Aim of the task: In the data that follows, how many lines include the string "خوراک"? Answer with the number alone.

Website and app data records:
————

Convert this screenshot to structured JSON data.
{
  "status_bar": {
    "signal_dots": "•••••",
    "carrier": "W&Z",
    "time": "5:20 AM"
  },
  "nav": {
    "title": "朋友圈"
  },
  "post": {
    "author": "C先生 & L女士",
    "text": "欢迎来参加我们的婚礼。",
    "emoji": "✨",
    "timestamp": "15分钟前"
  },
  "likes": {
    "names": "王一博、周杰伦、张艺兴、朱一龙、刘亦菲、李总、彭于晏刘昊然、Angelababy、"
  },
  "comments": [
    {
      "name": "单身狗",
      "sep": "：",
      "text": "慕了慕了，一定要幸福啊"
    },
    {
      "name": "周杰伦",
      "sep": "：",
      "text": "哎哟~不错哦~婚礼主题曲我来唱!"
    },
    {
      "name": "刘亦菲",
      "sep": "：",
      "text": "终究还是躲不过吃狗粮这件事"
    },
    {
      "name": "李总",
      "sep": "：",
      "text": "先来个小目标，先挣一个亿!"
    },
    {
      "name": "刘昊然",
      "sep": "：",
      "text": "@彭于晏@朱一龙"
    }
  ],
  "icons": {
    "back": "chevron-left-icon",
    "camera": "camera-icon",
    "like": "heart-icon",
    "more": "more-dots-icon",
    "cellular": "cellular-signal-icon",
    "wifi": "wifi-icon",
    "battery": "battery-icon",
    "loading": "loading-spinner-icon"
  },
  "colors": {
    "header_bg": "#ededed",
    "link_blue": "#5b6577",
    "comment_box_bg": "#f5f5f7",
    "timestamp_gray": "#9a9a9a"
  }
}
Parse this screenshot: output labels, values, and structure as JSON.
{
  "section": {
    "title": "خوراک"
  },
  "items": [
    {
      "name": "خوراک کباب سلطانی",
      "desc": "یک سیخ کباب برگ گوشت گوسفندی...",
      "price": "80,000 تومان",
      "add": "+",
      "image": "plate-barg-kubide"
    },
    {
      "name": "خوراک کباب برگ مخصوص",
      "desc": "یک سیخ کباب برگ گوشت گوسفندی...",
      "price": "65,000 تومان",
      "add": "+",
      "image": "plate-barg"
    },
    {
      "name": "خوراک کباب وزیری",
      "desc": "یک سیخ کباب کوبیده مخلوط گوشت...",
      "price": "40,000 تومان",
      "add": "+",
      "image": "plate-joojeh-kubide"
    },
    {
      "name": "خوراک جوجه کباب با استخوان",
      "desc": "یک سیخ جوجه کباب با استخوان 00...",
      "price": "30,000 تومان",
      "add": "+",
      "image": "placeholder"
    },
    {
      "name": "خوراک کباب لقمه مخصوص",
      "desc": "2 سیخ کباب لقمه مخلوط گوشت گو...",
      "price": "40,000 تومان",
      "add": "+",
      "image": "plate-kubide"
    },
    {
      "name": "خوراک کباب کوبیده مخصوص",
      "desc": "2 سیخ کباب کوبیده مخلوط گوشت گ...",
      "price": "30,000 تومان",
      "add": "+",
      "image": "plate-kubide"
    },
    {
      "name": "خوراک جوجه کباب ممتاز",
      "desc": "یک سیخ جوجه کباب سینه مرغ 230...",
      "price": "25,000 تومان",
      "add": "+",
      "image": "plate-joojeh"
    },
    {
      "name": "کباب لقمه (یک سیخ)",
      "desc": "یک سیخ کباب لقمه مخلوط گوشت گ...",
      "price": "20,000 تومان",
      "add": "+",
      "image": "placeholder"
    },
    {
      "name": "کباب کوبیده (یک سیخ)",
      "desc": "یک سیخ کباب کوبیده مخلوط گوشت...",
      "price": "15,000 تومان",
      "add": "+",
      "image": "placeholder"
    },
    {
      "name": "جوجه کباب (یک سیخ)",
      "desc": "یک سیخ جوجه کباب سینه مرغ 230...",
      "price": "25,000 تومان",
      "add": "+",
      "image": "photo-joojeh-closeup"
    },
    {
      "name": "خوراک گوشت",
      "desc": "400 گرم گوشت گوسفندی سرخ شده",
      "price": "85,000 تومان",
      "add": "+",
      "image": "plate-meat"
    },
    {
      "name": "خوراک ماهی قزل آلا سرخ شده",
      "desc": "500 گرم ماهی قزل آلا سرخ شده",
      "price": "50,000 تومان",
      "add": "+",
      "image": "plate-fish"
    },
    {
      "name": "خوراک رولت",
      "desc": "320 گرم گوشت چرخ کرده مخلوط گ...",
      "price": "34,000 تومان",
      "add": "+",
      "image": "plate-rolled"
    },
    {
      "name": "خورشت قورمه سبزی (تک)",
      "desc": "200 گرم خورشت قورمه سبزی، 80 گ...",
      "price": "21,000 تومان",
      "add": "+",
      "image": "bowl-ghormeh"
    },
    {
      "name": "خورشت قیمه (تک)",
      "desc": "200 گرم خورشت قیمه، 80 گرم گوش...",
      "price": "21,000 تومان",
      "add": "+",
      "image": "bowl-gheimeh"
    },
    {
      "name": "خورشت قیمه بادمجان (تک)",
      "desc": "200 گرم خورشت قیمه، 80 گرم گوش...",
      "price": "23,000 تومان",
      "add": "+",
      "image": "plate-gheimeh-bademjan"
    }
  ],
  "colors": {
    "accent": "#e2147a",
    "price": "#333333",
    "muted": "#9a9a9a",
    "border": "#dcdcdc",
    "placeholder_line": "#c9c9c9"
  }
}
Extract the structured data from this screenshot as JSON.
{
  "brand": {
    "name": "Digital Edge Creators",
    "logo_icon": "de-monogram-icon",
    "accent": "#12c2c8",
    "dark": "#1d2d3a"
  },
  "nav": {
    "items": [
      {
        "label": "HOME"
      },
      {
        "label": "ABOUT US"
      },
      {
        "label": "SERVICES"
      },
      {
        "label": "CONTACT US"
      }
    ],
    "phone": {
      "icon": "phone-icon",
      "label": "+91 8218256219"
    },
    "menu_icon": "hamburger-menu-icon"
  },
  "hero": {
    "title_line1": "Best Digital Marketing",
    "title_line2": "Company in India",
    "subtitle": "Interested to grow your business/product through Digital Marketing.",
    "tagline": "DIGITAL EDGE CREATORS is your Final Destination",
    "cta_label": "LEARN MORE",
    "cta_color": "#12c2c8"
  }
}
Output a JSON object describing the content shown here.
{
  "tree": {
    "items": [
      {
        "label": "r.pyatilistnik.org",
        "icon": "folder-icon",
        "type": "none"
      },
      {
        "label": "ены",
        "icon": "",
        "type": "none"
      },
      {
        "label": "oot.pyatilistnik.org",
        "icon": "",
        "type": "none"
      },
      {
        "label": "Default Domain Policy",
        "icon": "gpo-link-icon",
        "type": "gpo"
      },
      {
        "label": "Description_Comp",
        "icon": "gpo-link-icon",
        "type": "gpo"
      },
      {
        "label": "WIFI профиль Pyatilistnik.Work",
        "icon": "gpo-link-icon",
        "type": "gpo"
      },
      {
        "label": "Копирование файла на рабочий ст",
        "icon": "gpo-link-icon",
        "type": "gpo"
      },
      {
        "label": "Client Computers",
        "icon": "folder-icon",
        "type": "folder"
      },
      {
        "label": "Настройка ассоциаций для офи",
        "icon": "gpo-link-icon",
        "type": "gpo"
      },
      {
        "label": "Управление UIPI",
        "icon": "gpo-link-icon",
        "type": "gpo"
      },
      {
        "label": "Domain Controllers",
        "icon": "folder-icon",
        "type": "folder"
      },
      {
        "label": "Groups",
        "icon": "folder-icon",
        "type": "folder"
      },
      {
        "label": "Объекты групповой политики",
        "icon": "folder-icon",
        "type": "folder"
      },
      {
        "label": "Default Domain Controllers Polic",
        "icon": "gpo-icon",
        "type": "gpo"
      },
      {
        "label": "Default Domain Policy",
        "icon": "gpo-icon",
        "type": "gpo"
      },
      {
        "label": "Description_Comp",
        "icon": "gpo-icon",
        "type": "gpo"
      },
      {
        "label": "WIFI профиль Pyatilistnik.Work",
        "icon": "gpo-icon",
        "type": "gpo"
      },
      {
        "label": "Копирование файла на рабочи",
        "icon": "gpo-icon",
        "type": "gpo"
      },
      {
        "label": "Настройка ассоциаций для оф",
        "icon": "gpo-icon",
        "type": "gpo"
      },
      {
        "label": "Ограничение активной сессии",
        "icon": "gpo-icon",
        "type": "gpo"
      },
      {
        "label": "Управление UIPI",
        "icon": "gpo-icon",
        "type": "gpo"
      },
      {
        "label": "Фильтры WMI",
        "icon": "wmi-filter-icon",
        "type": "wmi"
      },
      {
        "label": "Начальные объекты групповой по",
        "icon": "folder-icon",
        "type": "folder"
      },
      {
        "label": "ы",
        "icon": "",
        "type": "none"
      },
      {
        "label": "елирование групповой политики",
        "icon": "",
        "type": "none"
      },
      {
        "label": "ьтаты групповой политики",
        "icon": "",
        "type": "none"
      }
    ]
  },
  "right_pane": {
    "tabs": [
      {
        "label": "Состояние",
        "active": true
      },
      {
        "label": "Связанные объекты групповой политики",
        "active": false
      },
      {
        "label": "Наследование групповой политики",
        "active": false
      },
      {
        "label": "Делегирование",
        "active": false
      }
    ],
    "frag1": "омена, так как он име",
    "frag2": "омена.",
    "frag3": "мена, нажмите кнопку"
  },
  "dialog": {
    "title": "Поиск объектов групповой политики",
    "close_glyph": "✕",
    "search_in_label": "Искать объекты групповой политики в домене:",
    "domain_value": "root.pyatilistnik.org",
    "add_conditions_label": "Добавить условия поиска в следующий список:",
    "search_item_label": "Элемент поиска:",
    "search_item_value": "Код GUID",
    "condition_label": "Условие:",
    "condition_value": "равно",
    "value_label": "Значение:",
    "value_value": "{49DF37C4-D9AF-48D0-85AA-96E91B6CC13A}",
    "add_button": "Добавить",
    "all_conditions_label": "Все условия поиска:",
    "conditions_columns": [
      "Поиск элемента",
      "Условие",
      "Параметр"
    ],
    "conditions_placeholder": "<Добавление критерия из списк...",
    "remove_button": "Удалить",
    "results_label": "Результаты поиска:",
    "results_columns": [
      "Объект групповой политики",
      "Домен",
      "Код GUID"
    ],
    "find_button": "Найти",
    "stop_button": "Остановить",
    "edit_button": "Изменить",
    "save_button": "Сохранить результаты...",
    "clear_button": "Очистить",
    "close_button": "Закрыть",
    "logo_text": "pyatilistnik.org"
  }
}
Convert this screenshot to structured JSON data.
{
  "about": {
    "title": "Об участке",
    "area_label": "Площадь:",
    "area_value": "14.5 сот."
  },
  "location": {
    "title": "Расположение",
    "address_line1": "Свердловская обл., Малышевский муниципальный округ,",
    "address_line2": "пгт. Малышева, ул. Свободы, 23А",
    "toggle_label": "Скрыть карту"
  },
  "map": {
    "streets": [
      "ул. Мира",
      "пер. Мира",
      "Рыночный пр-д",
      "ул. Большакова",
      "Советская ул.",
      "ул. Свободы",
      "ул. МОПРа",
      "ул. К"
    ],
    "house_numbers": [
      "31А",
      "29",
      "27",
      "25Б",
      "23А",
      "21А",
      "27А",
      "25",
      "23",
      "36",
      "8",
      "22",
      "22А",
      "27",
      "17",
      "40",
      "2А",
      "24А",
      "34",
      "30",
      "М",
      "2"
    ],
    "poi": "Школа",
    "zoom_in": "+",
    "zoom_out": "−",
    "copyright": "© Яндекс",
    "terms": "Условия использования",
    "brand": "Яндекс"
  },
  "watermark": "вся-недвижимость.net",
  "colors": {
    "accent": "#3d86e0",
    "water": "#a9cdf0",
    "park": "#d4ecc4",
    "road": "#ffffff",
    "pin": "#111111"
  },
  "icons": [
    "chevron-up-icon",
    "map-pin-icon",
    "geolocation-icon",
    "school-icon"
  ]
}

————

Answer section: 11